The respiratory exchange of mature males of the Desert Locust Schistocerca gregaria (Forskål) has been studied during tethered flight in a small container and compared with the exchange before and after flights of varying duration. All determinations were based on gas analyses, and so the CO2 output and the O2 uptake were determined simultaneously. The accuracy of the analytical procedure has been discussed and the determinations of the R.Q. before and during flight found to be valid. The figures of the oxygen consumption are reduced to N.T.P.
1. During rest at 27-30°C the oxygen consumption amounted to 0.63 l. O2/kg./hr., which means that an average male of 1.8 g. consumed 18 cu.mm. O2 per min. During flight, however, the consumption increased fifteen to fifty times, the corresponding figures being 10-30 l. O2/kg./hr. or 300-900 cu.mm. O2 per min. in an average male.
2. After even a short period (10 min.) of flight in a roundabout or in front of a wind tunnel a distinct ‘oxygen debt’ was demonstrated. After prolonged flight (90-195 min.) the ‘debt’ was nearly doubled. It corresponded to 0.3-0.7 l. O2/kg. or to the oxygen consumption during only 0.5-1.5 min. of flight, so that anaerobic processes could not amount to much. It was characteristic that the recovery lasted at least 1 hr.
3. The R.Q. in resting animals averaged 0.82, and during the first 30 min. of flight the same value was obtained, but during the following 60 min. a statistically significant decrease of the R.Q. could be demonstrated, the average value in this period being 0.75. This unexpected result strongly indicates that, unlike other insects investigated so far, locusts utilize mainly fat as a source of energy during sustained flight.

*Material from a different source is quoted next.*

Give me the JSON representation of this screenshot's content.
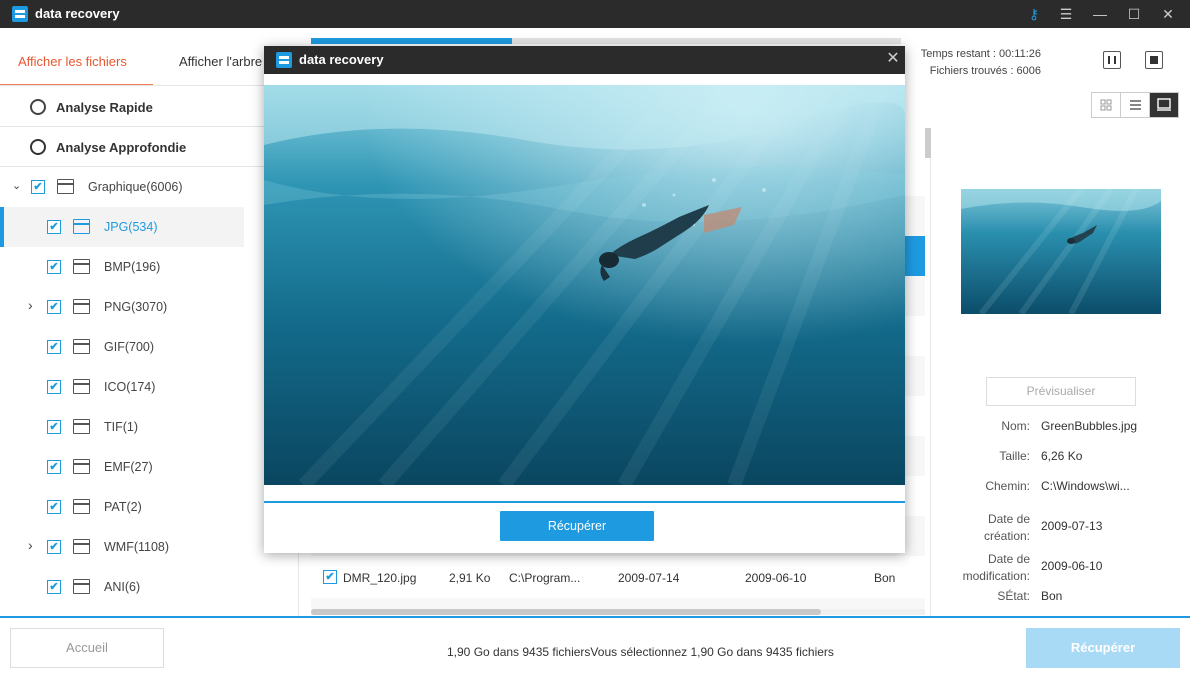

4. It is suggested that a surplus of ketone bodies caused by the intensive breakdown of fats might explain the prolonged recovery of 1-2 hr. duration in Schistocerca, the recovery after flight in Drosophila which fly on carbohydrate lasting only 2 min. or less in spite of the same relative rate of combustion.